───── THE RECORDS

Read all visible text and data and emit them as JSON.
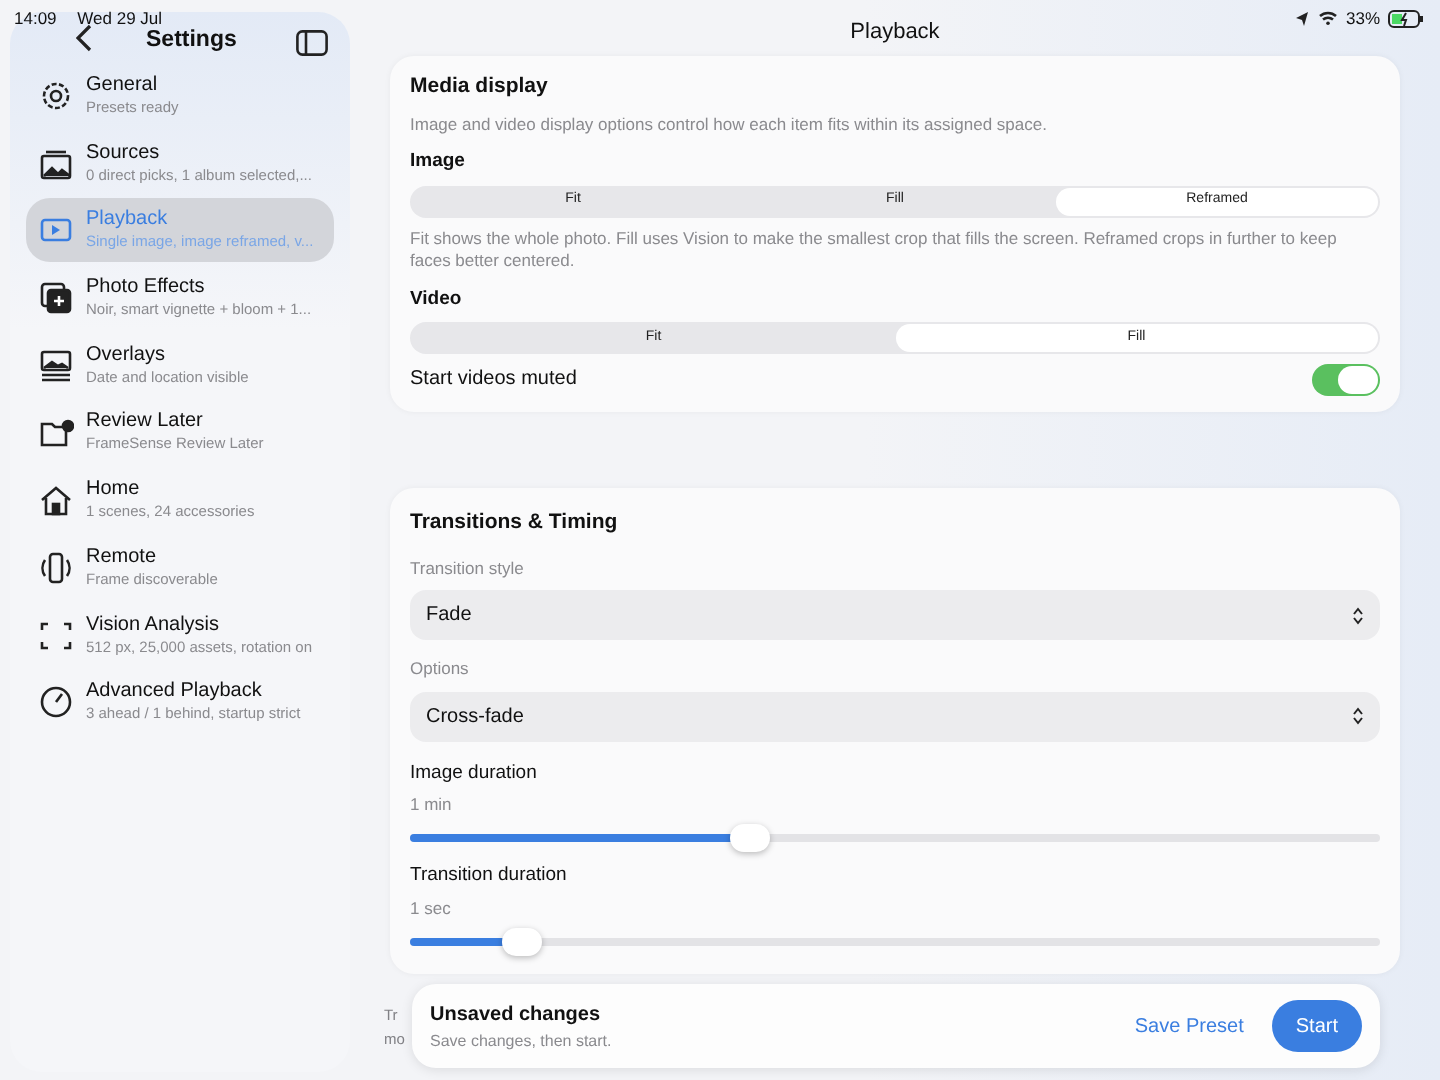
{
  "status_bar": {
    "time": "14:09",
    "date": "Wed 29 Jul",
    "battery": "33%"
  },
  "sidebar": {
    "title": "Settings",
    "items": [
      {
        "title": "General",
        "subtitle": "Presets ready",
        "selected": false
      },
      {
        "title": "Sources",
        "subtitle": "0 direct picks, 1 album selected,...",
        "selected": false
      },
      {
        "title": "Playback",
        "subtitle": "Single image, image reframed, v...",
        "selected": true
      },
      {
        "title": "Photo Effects",
        "subtitle": "Noir, smart vignette + bloom + 1...",
        "selected": false
      },
      {
        "title": "Overlays",
        "subtitle": "Date and location visible",
        "selected": false
      },
      {
        "title": "Review Later",
        "subtitle": "FrameSense Review Later",
        "selected": false
      },
      {
        "title": "Home",
        "subtitle": "1 scenes, 24 accessories",
        "selected": false
      },
      {
        "title": "Remote",
        "subtitle": "Frame discoverable",
        "selected": false
      },
      {
        "title": "Vision Analysis",
        "subtitle": "512 px, 25,000 assets, rotation on",
        "selected": false
      },
      {
        "title": "Advanced Playback",
        "subtitle": "3 ahead / 1 behind, startup strict",
        "selected": false
      }
    ]
  },
  "page_title": "Playback",
  "media_display": {
    "title": "Media display",
    "description": "Image and video display options control how each item fits within its assigned space.",
    "image": {
      "label": "Image",
      "segments": [
        {
          "label": "Fit",
          "selected": false
        },
        {
          "label": "Fill",
          "selected": false
        },
        {
          "label": "Reframed",
          "selected": true
        }
      ]
    },
    "image_note": "Fit shows the whole photo. Fill uses Vision to make the smallest crop that fills the screen. Reframed crops in further to keep faces better centered.",
    "video": {
      "label": "Video",
      "segments": [
        {
          "label": "Fit",
          "selected": false
        },
        {
          "label": "Fill",
          "selected": true
        }
      ]
    },
    "mute": {
      "label": "Start videos muted",
      "on": true
    }
  },
  "transitions": {
    "title": "Transitions & Timing",
    "selects": [
      {
        "label": "Transition style",
        "value": "Fade"
      },
      {
        "label": "Options",
        "value": "Cross-fade"
      }
    ],
    "sliders": [
      {
        "label": "Image duration",
        "reading": "1 min",
        "level": 0.35
      },
      {
        "label": "Transition duration",
        "reading": "1 sec",
        "level": 0.115
      }
    ]
  },
  "hidden_note": [
    "Tr",
    "mo"
  ],
  "toast": {
    "title": "Unsaved changes",
    "subtitle": "Save changes, then start.",
    "secondary": "Save Preset",
    "primary": "Start"
  }
}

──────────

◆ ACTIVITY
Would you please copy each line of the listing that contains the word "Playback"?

◆ ANSWER BELOW
        "title": "Playback",
        "title": "Advanced Playback",
  "page_title": "Playback",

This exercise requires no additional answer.